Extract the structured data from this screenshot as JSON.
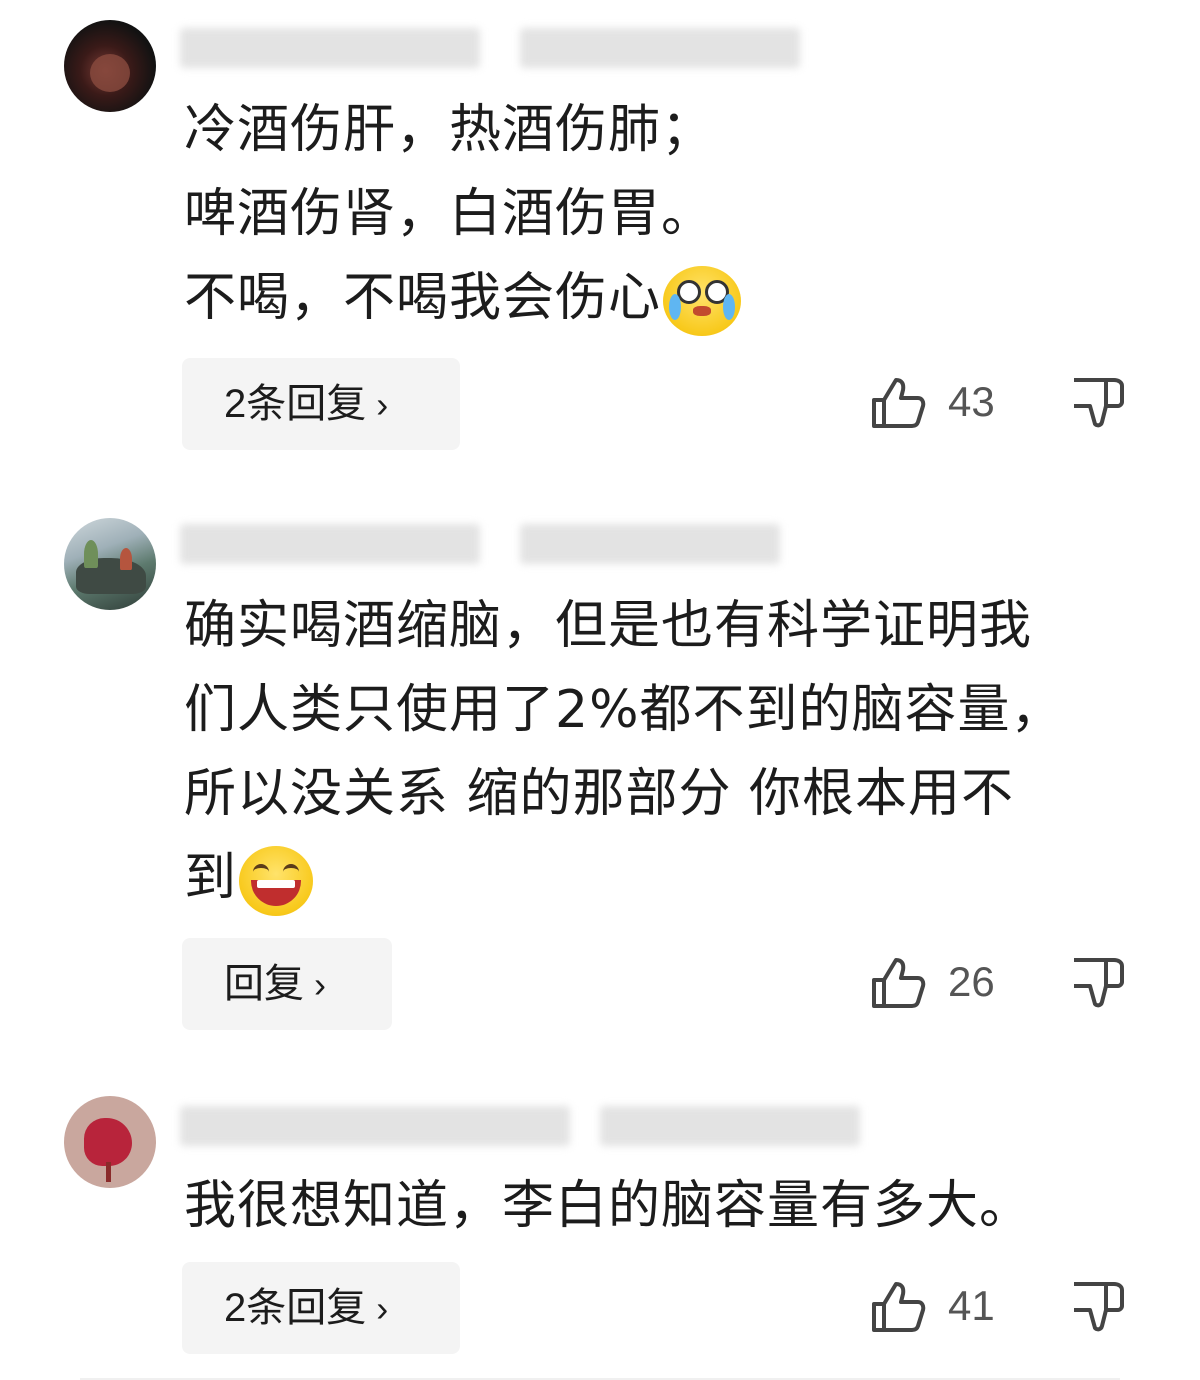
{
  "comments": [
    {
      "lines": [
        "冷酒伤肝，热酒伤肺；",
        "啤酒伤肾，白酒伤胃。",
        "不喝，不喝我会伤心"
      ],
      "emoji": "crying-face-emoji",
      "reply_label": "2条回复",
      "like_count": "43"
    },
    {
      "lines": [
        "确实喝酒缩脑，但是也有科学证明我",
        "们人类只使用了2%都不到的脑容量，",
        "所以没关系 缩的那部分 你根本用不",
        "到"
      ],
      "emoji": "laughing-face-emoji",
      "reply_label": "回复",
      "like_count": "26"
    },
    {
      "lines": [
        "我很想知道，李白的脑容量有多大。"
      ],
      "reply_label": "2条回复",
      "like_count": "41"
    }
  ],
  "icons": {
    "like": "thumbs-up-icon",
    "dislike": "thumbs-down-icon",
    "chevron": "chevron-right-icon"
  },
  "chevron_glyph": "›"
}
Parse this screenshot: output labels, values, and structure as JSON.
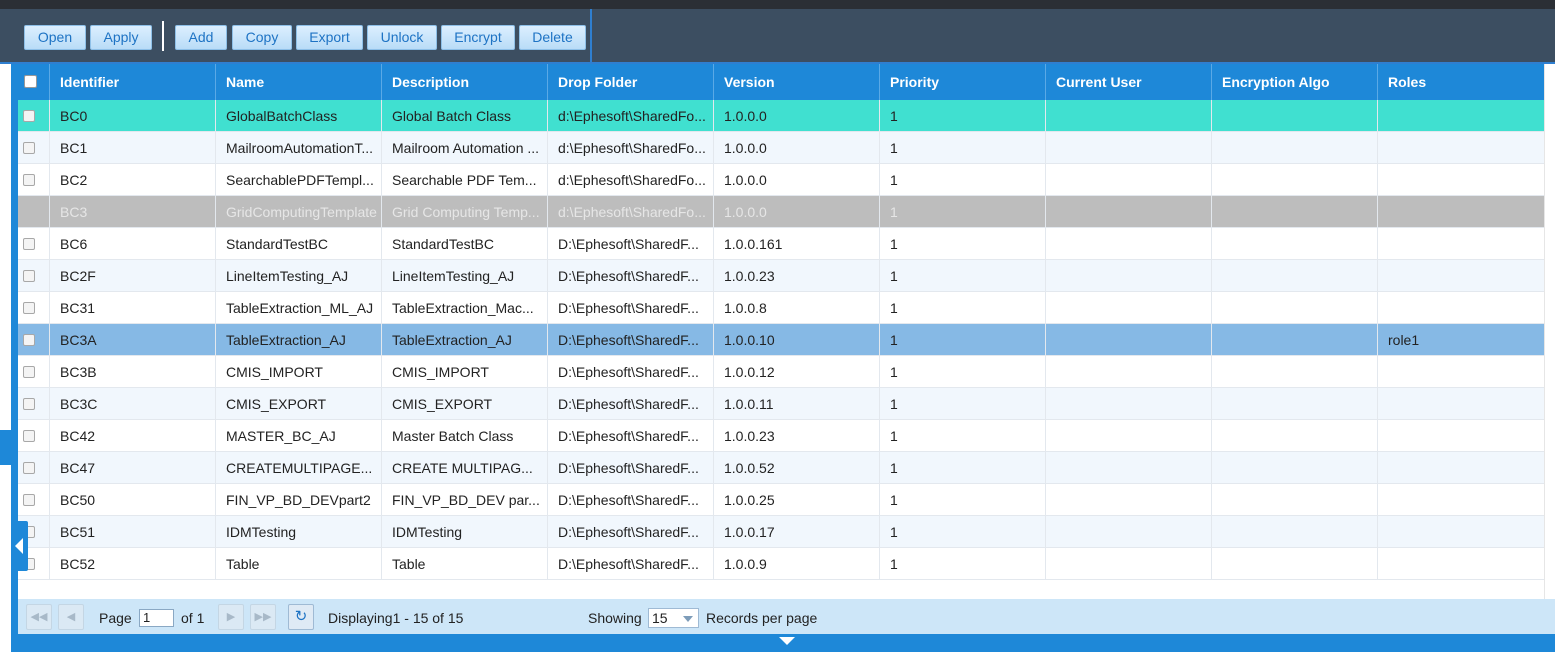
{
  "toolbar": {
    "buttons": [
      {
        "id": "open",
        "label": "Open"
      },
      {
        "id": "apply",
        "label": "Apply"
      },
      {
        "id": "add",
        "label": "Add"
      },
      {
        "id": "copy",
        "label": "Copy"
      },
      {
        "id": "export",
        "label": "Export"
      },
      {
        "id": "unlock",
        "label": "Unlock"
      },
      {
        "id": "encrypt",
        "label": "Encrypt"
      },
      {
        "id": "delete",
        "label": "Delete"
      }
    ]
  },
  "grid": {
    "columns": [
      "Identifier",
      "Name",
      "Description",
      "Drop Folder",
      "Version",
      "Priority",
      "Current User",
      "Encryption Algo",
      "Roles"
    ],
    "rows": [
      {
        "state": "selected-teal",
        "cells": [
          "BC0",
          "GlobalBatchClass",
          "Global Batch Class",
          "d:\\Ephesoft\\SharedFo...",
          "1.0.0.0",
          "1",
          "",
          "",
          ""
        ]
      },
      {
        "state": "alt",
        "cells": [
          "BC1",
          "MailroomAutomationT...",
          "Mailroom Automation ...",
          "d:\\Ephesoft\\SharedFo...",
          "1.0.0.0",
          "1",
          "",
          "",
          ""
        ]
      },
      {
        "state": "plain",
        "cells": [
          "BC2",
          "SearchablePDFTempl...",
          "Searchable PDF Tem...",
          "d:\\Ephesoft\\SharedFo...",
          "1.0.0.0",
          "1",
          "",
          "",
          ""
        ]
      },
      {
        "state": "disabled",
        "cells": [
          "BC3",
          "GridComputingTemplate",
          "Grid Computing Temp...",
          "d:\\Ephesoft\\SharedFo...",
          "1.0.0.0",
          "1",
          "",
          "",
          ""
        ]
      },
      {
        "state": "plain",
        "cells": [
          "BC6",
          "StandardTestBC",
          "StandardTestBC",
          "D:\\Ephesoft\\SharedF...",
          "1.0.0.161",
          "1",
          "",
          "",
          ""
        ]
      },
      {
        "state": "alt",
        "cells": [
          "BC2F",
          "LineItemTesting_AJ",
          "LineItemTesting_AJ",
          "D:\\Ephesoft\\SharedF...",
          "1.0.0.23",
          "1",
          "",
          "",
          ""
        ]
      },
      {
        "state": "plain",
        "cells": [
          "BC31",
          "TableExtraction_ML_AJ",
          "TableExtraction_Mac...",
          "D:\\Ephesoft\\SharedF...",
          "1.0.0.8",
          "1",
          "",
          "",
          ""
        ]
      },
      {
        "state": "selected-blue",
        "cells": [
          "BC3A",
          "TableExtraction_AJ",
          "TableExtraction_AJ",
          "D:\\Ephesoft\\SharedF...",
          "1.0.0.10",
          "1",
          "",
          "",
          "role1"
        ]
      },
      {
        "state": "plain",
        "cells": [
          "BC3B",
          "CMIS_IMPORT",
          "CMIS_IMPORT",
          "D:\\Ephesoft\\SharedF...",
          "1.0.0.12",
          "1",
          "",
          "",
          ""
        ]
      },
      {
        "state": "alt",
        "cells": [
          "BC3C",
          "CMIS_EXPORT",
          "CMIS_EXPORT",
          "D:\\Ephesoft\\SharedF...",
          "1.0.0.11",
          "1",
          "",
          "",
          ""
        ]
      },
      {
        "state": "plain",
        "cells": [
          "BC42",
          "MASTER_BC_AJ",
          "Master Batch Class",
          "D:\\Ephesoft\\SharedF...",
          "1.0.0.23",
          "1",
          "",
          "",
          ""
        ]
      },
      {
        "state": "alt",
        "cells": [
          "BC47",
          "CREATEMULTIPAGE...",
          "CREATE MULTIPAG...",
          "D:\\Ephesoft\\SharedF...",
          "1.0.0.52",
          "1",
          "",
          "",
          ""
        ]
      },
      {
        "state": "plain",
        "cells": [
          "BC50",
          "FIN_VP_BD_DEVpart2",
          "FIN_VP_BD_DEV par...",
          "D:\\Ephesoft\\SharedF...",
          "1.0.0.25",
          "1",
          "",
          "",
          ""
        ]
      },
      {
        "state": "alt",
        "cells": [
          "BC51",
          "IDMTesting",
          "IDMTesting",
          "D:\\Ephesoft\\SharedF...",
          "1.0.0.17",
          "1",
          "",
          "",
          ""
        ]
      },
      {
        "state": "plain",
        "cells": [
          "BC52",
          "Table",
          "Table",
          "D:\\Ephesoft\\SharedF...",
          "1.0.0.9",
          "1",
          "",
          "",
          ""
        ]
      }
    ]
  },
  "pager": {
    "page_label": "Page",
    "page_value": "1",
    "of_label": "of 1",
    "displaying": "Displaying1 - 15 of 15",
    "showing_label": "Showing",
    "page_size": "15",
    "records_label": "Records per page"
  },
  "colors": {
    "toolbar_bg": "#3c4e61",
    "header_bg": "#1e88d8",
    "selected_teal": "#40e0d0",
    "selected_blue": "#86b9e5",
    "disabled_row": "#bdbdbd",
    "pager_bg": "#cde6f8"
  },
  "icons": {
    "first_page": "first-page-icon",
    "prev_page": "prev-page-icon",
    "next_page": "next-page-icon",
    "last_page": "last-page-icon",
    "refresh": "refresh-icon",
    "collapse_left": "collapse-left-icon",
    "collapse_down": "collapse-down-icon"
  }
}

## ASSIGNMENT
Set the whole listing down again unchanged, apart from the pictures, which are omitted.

## OUTPUT OF THE EXERCISE
Extract the structured data from this screenshot as JSON.
{
  "comments": [
    {
      "lines": [
        "冷酒伤肝，热酒伤肺；",
        "啤酒伤肾，白酒伤胃。",
        "不喝，不喝我会伤心"
      ],
      "emoji": "crying-face-emoji",
      "reply_label": "2条回复",
      "like_count": "43"
    },
    {
      "lines": [
        "确实喝酒缩脑，但是也有科学证明我",
        "们人类只使用了2%都不到的脑容量，",
        "所以没关系 缩的那部分 你根本用不",
        "到"
      ],
      "emoji": "laughing-face-emoji",
      "reply_label": "回复",
      "like_count": "26"
    },
    {
      "lines": [
        "我很想知道，李白的脑容量有多大。"
      ],
      "reply_label": "2条回复",
      "like_count": "41"
    }
  ],
  "icons": {
    "like": "thumbs-up-icon",
    "dislike": "thumbs-down-icon",
    "chevron": "chevron-right-icon"
  },
  "chevron_glyph": "›"
}
Parse this screenshot: output labels, values, and structure as JSON.
{
  "toolbar": {
    "buttons": [
      {
        "id": "open",
        "label": "Open"
      },
      {
        "id": "apply",
        "label": "Apply"
      },
      {
        "id": "add",
        "label": "Add"
      },
      {
        "id": "copy",
        "label": "Copy"
      },
      {
        "id": "export",
        "label": "Export"
      },
      {
        "id": "unlock",
        "label": "Unlock"
      },
      {
        "id": "encrypt",
        "label": "Encrypt"
      },
      {
        "id": "delete",
        "label": "Delete"
      }
    ]
  },
  "grid": {
    "columns": [
      "Identifier",
      "Name",
      "Description",
      "Drop Folder",
      "Version",
      "Priority",
      "Current User",
      "Encryption Algo",
      "Roles"
    ],
    "rows": [
      {
        "state": "selected-teal",
        "cells": [
          "BC0",
          "GlobalBatchClass",
          "Global Batch Class",
          "d:\\Ephesoft\\SharedFo...",
          "1.0.0.0",
          "1",
          "",
          "",
          ""
        ]
      },
      {
        "state": "alt",
        "cells": [
          "BC1",
          "MailroomAutomationT...",
          "Mailroom Automation ...",
          "d:\\Ephesoft\\SharedFo...",
          "1.0.0.0",
          "1",
          "",
          "",
          ""
        ]
      },
      {
        "state": "plain",
        "cells": [
          "BC2",
          "SearchablePDFTempl...",
          "Searchable PDF Tem...",
          "d:\\Ephesoft\\SharedFo...",
          "1.0.0.0",
          "1",
          "",
          "",
          ""
        ]
      },
      {
        "state": "disabled",
        "cells": [
          "BC3",
          "GridComputingTemplate",
          "Grid Computing Temp...",
          "d:\\Ephesoft\\SharedFo...",
          "1.0.0.0",
          "1",
          "",
          "",
          ""
        ]
      },
      {
        "state": "plain",
        "cells": [
          "BC6",
          "StandardTestBC",
          "StandardTestBC",
          "D:\\Ephesoft\\SharedF...",
          "1.0.0.161",
          "1",
          "",
          "",
          ""
        ]
      },
      {
        "state": "alt",
        "cells": [
          "BC2F",
          "LineItemTesting_AJ",
          "LineItemTesting_AJ",
          "D:\\Ephesoft\\SharedF...",
          "1.0.0.23",
          "1",
          "",
          "",
          ""
        ]
      },
      {
        "state": "plain",
        "cells": [
          "BC31",
          "TableExtraction_ML_AJ",
          "TableExtraction_Mac...",
          "D:\\Ephesoft\\SharedF...",
          "1.0.0.8",
          "1",
          "",
          "",
          ""
        ]
      },
      {
        "state": "selected-blue",
        "cells": [
          "BC3A",
          "TableExtraction_AJ",
          "TableExtraction_AJ",
          "D:\\Ephesoft\\SharedF...",
          "1.0.0.10",
          "1",
          "",
          "",
          "role1"
        ]
      },
      {
        "state": "plain",
        "cells": [
          "BC3B",
          "CMIS_IMPORT",
          "CMIS_IMPORT",
          "D:\\Ephesoft\\SharedF...",
          "1.0.0.12",
          "1",
          "",
          "",
          ""
        ]
      },
      {
        "state": "alt",
        "cells": [
          "BC3C",
          "CMIS_EXPORT",
          "CMIS_EXPORT",
          "D:\\Ephesoft\\SharedF...",
          "1.0.0.11",
          "1",
          "",
          "",
          ""
        ]
      },
      {
        "state": "plain",
        "cells": [
          "BC42",
          "MASTER_BC_AJ",
          "Master Batch Class",
          "D:\\Ephesoft\\SharedF...",
          "1.0.0.23",
          "1",
          "",
          "",
          ""
        ]
      },
      {
        "state": "alt",
        "cells": [
          "BC47",
          "CREATEMULTIPAGE...",
          "CREATE MULTIPAG...",
          "D:\\Ephesoft\\SharedF...",
          "1.0.0.52",
          "1",
          "",
          "",
          ""
        ]
      },
      {
        "state": "plain",
        "cells": [
          "BC50",
          "FIN_VP_BD_DEVpart2",
          "FIN_VP_BD_DEV par...",
          "D:\\Ephesoft\\SharedF...",
          "1.0.0.25",
          "1",
          "",
          "",
          ""
        ]
      },
      {
        "state": "alt",
        "cells": [
          "BC51",
          "IDMTesting",
          "IDMTesting",
          "D:\\Ephesoft\\SharedF...",
          "1.0.0.17",
          "1",
          "",
          "",
          ""
        ]
      },
      {
        "state": "plain",
        "cells": [
          "BC52",
          "Table",
          "Table",
          "D:\\Ephesoft\\SharedF...",
          "1.0.0.9",
          "1",
          "",
          "",
          ""
        ]
      }
    ]
  },
  "pager": {
    "page_label": "Page",
    "page_value": "1",
    "of_label": "of 1",
    "displaying": "Displaying1 - 15 of 15",
    "showing_label": "Showing",
    "page_size": "15",
    "records_label": "Records per page"
  },
  "colors": {
    "toolbar_bg": "#3c4e61",
    "header_bg": "#1e88d8",
    "selected_teal": "#40e0d0",
    "selected_blue": "#86b9e5",
    "disabled_row": "#bdbdbd",
    "pager_bg": "#cde6f8"
  },
  "icons": {
    "first_page": "first-page-icon",
    "prev_page": "prev-page-icon",
    "next_page": "next-page-icon",
    "last_page": "last-page-icon",
    "refresh": "refresh-icon",
    "collapse_left": "collapse-left-icon",
    "collapse_down": "collapse-down-icon"
  }
}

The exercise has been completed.